Perfect for long and lonely drives, Toyota Motor Corp has announced it will soon be selling a companion robot called Kirobo Mini that's small enough to sit in the cupholder of a car.
The robot is a smaller version of Kirobo, an already-small robot that Toyota developed three years ago to join Japanese astronaut Koichi Wakata at the International Space Station as part of a study into isolation.
Now Toyota has decided to bring Kirobo's talent for communication closer to home and plans to sell the robot for around 39,800 yen to customers in Japan looking for companionship.
Kirobo Mini is only 10cm high when seated and can fit in the palm of the hand, meaning it can easily be taken pretty much anywhere, especially since it also comes with a small cradle that fits into the cup holder of a car. Despite its tiny shell, Kirobo boasts plenty of impressive features.
As you'd expect from a companion robot, Kirobo is able to engage in casual conversation, moving its head and hands as it talks. Kirobo also comes equipped with a built-in camera which enables it to recognize people's facial expressions.
By detecting tone and expression, Kirobo tries to detect user emotions and adjust its manner of speaking and moving accordingly. Toyota has also made it able to remember user likes and dislikes in an effort to make communication with Kirobo more meaningful, encouraging an emotional bond through tailored conversation.
Like 'a seated baby'
Many have noted that Kirobo is almost childlike in its behavior and appearance which Toyota has said was a deliberate design choice: "He wobbles a bit, and this is meant to emulate a seated baby, which hasn't fully developed the skills to balance itself," Fuminori Kataoka, Kirobo Mini's chief design engineer, told Reuters. "This vulnerability is meant to invoke an emotional connection."
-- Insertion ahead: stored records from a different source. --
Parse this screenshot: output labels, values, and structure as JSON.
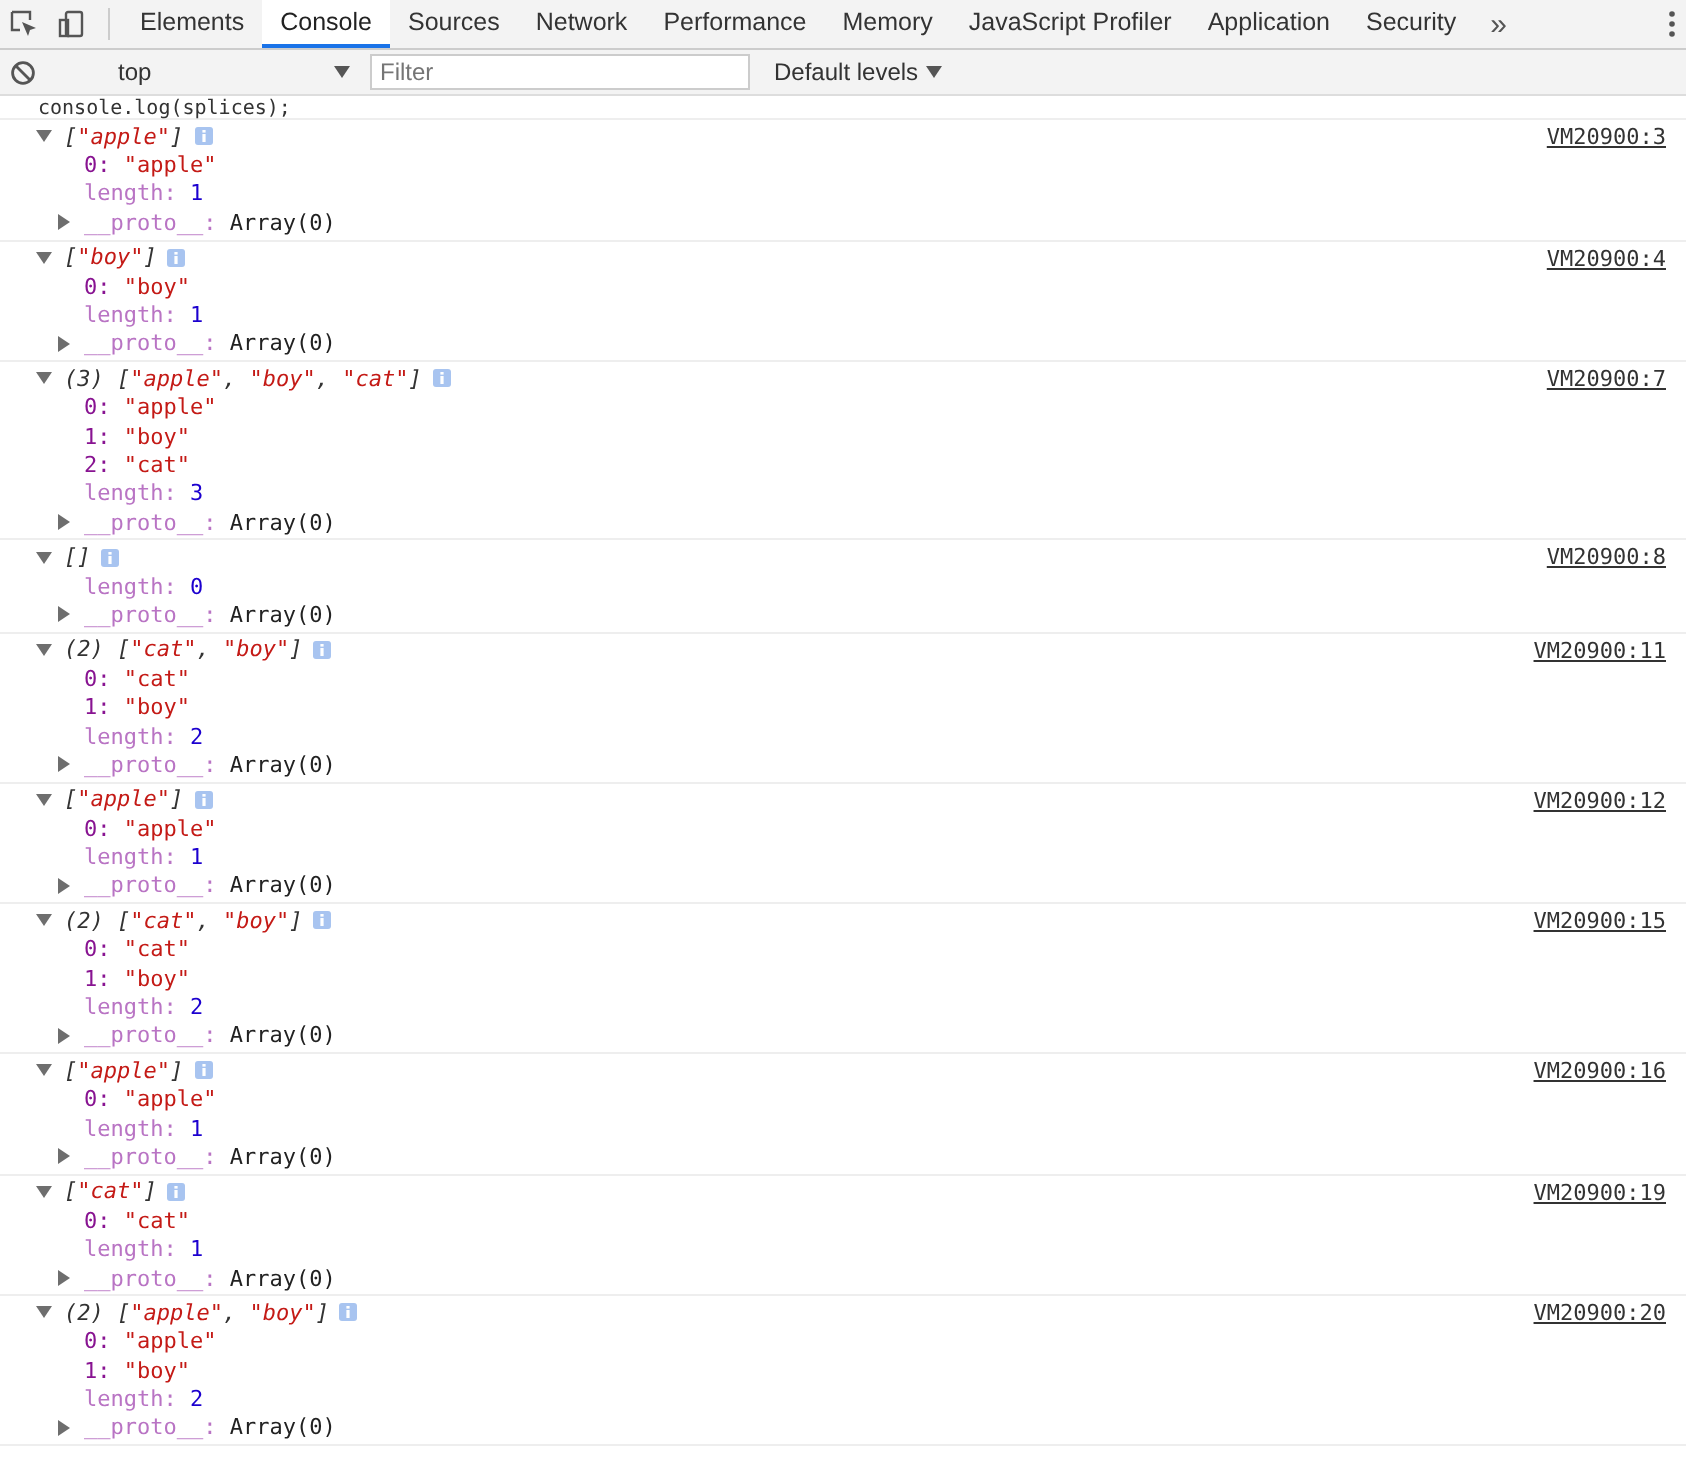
{
  "tabs": [
    {
      "label": "Elements",
      "selected": false
    },
    {
      "label": "Console",
      "selected": true
    },
    {
      "label": "Sources",
      "selected": false
    },
    {
      "label": "Network",
      "selected": false
    },
    {
      "label": "Performance",
      "selected": false
    },
    {
      "label": "Memory",
      "selected": false
    },
    {
      "label": "JavaScript Profiler",
      "selected": false
    },
    {
      "label": "Application",
      "selected": false
    },
    {
      "label": "Security",
      "selected": false
    }
  ],
  "more_tabs": "»",
  "toolbar": {
    "context": "top",
    "filter": {
      "placeholder": "Filter"
    },
    "levels": "Default levels"
  },
  "command": "console.log(splices);",
  "entries": [
    {
      "expanded": true,
      "source": "VM20900:3",
      "preview": [
        {
          "kind": "punct",
          "text": "["
        },
        {
          "kind": "string",
          "text": "\"apple\""
        },
        {
          "kind": "punct",
          "text": "]"
        }
      ],
      "props": [
        {
          "kind": "index",
          "key": "0:",
          "value": "\"apple\""
        },
        {
          "kind": "length",
          "key": "length:",
          "value": "1"
        },
        {
          "kind": "proto",
          "key": "__proto__:",
          "value": "Array(0)",
          "expanded": false
        }
      ]
    },
    {
      "expanded": true,
      "source": "VM20900:4",
      "preview": [
        {
          "kind": "punct",
          "text": "["
        },
        {
          "kind": "string",
          "text": "\"boy\""
        },
        {
          "kind": "punct",
          "text": "]"
        }
      ],
      "props": [
        {
          "kind": "index",
          "key": "0:",
          "value": "\"boy\""
        },
        {
          "kind": "length",
          "key": "length:",
          "value": "1"
        },
        {
          "kind": "proto",
          "key": "__proto__:",
          "value": "Array(0)",
          "expanded": false
        }
      ]
    },
    {
      "expanded": true,
      "source": "VM20900:7",
      "count": "(3)",
      "preview": [
        {
          "kind": "punct",
          "text": "["
        },
        {
          "kind": "string",
          "text": "\"apple\""
        },
        {
          "kind": "punct",
          "text": ", "
        },
        {
          "kind": "string",
          "text": "\"boy\""
        },
        {
          "kind": "punct",
          "text": ", "
        },
        {
          "kind": "string",
          "text": "\"cat\""
        },
        {
          "kind": "punct",
          "text": "]"
        }
      ],
      "props": [
        {
          "kind": "index",
          "key": "0:",
          "value": "\"apple\""
        },
        {
          "kind": "index",
          "key": "1:",
          "value": "\"boy\""
        },
        {
          "kind": "index",
          "key": "2:",
          "value": "\"cat\""
        },
        {
          "kind": "length",
          "key": "length:",
          "value": "3"
        },
        {
          "kind": "proto",
          "key": "__proto__:",
          "value": "Array(0)",
          "expanded": false
        }
      ]
    },
    {
      "expanded": true,
      "source": "VM20900:8",
      "preview": [
        {
          "kind": "punct",
          "text": "[]"
        }
      ],
      "props": [
        {
          "kind": "length",
          "key": "length:",
          "value": "0"
        },
        {
          "kind": "proto",
          "key": "__proto__:",
          "value": "Array(0)",
          "expanded": false
        }
      ]
    },
    {
      "expanded": true,
      "source": "VM20900:11",
      "count": "(2)",
      "preview": [
        {
          "kind": "punct",
          "text": "["
        },
        {
          "kind": "string",
          "text": "\"cat\""
        },
        {
          "kind": "punct",
          "text": ", "
        },
        {
          "kind": "string",
          "text": "\"boy\""
        },
        {
          "kind": "punct",
          "text": "]"
        }
      ],
      "props": [
        {
          "kind": "index",
          "key": "0:",
          "value": "\"cat\""
        },
        {
          "kind": "index",
          "key": "1:",
          "value": "\"boy\""
        },
        {
          "kind": "length",
          "key": "length:",
          "value": "2"
        },
        {
          "kind": "proto",
          "key": "__proto__:",
          "value": "Array(0)",
          "expanded": false
        }
      ]
    },
    {
      "expanded": true,
      "source": "VM20900:12",
      "preview": [
        {
          "kind": "punct",
          "text": "["
        },
        {
          "kind": "string",
          "text": "\"apple\""
        },
        {
          "kind": "punct",
          "text": "]"
        }
      ],
      "props": [
        {
          "kind": "index",
          "key": "0:",
          "value": "\"apple\""
        },
        {
          "kind": "length",
          "key": "length:",
          "value": "1"
        },
        {
          "kind": "proto",
          "key": "__proto__:",
          "value": "Array(0)",
          "expanded": false
        }
      ]
    },
    {
      "expanded": true,
      "source": "VM20900:15",
      "count": "(2)",
      "preview": [
        {
          "kind": "punct",
          "text": "["
        },
        {
          "kind": "string",
          "text": "\"cat\""
        },
        {
          "kind": "punct",
          "text": ", "
        },
        {
          "kind": "string",
          "text": "\"boy\""
        },
        {
          "kind": "punct",
          "text": "]"
        }
      ],
      "props": [
        {
          "kind": "index",
          "key": "0:",
          "value": "\"cat\""
        },
        {
          "kind": "index",
          "key": "1:",
          "value": "\"boy\""
        },
        {
          "kind": "length",
          "key": "length:",
          "value": "2"
        },
        {
          "kind": "proto",
          "key": "__proto__:",
          "value": "Array(0)",
          "expanded": false
        }
      ]
    },
    {
      "expanded": true,
      "source": "VM20900:16",
      "preview": [
        {
          "kind": "punct",
          "text": "["
        },
        {
          "kind": "string",
          "text": "\"apple\""
        },
        {
          "kind": "punct",
          "text": "]"
        }
      ],
      "props": [
        {
          "kind": "index",
          "key": "0:",
          "value": "\"apple\""
        },
        {
          "kind": "length",
          "key": "length:",
          "value": "1"
        },
        {
          "kind": "proto",
          "key": "__proto__:",
          "value": "Array(0)",
          "expanded": false
        }
      ]
    },
    {
      "expanded": true,
      "source": "VM20900:19",
      "preview": [
        {
          "kind": "punct",
          "text": "["
        },
        {
          "kind": "string",
          "text": "\"cat\""
        },
        {
          "kind": "punct",
          "text": "]"
        }
      ],
      "props": [
        {
          "kind": "index",
          "key": "0:",
          "value": "\"cat\""
        },
        {
          "kind": "length",
          "key": "length:",
          "value": "1"
        },
        {
          "kind": "proto",
          "key": "__proto__:",
          "value": "Array(0)",
          "expanded": false
        }
      ]
    },
    {
      "expanded": true,
      "source": "VM20900:20",
      "count": "(2)",
      "preview": [
        {
          "kind": "punct",
          "text": "["
        },
        {
          "kind": "string",
          "text": "\"apple\""
        },
        {
          "kind": "punct",
          "text": ", "
        },
        {
          "kind": "string",
          "text": "\"boy\""
        },
        {
          "kind": "punct",
          "text": "]"
        }
      ],
      "props": [
        {
          "kind": "index",
          "key": "0:",
          "value": "\"apple\""
        },
        {
          "kind": "index",
          "key": "1:",
          "value": "\"boy\""
        },
        {
          "kind": "length",
          "key": "length:",
          "value": "2"
        },
        {
          "kind": "proto",
          "key": "__proto__:",
          "value": "Array(0)",
          "expanded": false
        }
      ]
    }
  ]
}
It is admittedly probably much easier to emotionally connect with a robot that makes you want to fawn rather than cower. It's hard to imagine a less threatening looking robot than Kirobo.
Using Kirobo requires connecting via Bluetooth to a smartphone equipped with its companion app, which adds a monthly fee of 300 yen to the robot's price.
It might seem like a steep price to pay for a robot companion, but with more people than ever living alone in Japan, the simple communication and emotional connection robots like Kirobo are able to provide is proving to be incredibly popular there.
These companion bots must have some positive effects, since Kirobo is just one robot in a growing market of bots designed to emotionally connect with humans, which includes the less humanoid Jibo, designed by robotics experts at the Massachusetts Institute of Technology, and Aldebaran's humanoid robot, Pepper.
It doesn't reveal much, but the video below shows Kirobo in action, acting as a companion to a wide range of people at all stages in life: